Recognized as one of the 100 Leading Global Thinkers by Foreign Policy magazine, shortlisted for the #Index100 Freedom of Expression Award 2016, she is a 2015 Herb Alpert Award winner, a Hugo Boss Prize finalist, a Yale World Fellow and is the first artist-in-residence in the New York City Mayor’s Office of Immigrant Affairs (MOIA). In 2013 she was part of the team creating the first document on artistic freedom and cultural rights with the United Nation’s Human Rights Council. Her survey show, the inaugural Neuberger Prize, in 2010 was selected best show at a University Gallery by AICA. Her work was exhibited at Documenta 11, Venice Biennale, Tate Modern, Guggenheim and Van Abbemuseum among others. Bruguera continues working on the political rights of migrants through her long-term project Immigrant Movement International and in May 2015 opened the Hannah Arendt International Institute for Artivism, in Havana. She lives and works in New York, New Haven and Havana.
Eddie Conway is a former member of the Black Panther Party Baltimore chapter. Wrongfully convicted of murder in 1970, he served nearly forty four years in the Maryland prison system. During his incarceration, he played a leading role in a variety of prisoner support initiatives including, a Prisoner’s Labor Union, a ACLU’s class action lawsuit that reduced the prison population by 700 beds, he implemented dozens of educational programs that connected prisoners with the outside communities and Co-founded the AFSC- Friend of a Friend program, a mentoring project that helps prisoners survive incarceration.

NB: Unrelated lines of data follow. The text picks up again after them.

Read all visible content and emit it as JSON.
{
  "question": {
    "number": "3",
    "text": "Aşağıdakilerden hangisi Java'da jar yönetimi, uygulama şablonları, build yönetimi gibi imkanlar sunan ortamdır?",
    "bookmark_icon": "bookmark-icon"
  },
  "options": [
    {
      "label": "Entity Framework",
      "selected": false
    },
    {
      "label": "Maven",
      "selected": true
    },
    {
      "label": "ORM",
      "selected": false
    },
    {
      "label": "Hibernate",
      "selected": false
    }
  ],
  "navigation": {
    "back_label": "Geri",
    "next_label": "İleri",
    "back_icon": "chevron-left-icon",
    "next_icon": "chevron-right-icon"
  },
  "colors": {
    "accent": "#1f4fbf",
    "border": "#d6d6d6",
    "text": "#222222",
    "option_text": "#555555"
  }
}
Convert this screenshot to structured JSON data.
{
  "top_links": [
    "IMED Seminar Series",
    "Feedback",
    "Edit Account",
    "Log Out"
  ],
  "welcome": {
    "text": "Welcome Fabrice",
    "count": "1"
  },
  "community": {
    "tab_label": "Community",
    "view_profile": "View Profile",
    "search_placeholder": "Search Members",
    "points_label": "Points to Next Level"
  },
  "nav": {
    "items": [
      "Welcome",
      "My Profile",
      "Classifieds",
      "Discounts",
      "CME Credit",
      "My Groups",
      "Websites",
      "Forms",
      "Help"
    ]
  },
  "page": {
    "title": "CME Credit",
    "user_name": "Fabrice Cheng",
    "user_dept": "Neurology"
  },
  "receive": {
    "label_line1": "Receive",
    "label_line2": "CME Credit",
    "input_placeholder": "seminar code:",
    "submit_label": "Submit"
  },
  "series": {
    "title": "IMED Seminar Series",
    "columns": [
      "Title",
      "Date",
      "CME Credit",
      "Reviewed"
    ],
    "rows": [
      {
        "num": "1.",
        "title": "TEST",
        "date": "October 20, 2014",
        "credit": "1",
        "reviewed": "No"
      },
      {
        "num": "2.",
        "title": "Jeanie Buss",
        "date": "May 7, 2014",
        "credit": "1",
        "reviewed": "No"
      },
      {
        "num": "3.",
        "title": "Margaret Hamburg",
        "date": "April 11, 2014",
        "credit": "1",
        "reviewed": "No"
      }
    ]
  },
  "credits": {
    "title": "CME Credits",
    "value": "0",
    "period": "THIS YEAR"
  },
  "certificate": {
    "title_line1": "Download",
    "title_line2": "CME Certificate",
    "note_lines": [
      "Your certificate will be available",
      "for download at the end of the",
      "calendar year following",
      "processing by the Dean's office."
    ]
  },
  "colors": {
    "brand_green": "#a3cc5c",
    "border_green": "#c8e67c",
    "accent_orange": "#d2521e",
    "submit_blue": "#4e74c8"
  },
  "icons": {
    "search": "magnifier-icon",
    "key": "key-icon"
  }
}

Conway earned a Bachelor of Arts degree from Coppin State University and attended graduate studies at California State University-Dominguez Hills. While in prison, Conway authored two books, The Greatest Threat, The Black Panther Party and COINTELPRO (iAMWE 2009) and Marshall Law, The Life and Times of a Baltimore Black Panther (AK Press, 2011). He has been a guest lecturer at universities and colleges across the nation, speaking on the prison industrial complex, the history of the Black Panther Party, and community organizing. In addition, he co-founded the Coalition of Friends, which works in the tradition of the survival programs developed by the Black Panther Party to build stronger communities. Since his release in 2014, Conway has appeared on television and radio programs in the US and South America, and produced television programs for The Real News Network, where he works as an executive producer.
In 2014, Amy Goodman remarked on Democracy Now: “After 44 years behind bars, you would think he would never want to set foot in a prison again. But that is not Eddie Conway. For his future, he says: “I’m going to continue to work with the Friend of a Friend organization. I think we’ve saved a lot of lives. I think we can save a lot more.”
Lionel Foster is writer, editor, and the communications manager for the Metropolitan Housing and Communities Policy Center at the Urban Institute. An alumnus of Johns Hopkins University’s Writing Seminars program (B.A.), he earned master's degrees in Social Policy and Planning and Regional and Urban Planning Studies (London School of Economics) as well as Creative and Life Writing (Goldsmiths College, University of London) during his tenure as a British Marshall Scholar. Foster's writing has appeared in Baltimore City Paper, The Baltimore Sun, The Chicago Tribune, The Chronicle of Philanthropy, Grist, The Los Angeles Times, and other publications. For his work in urban communities he was named a Maryland Daily Record VIP.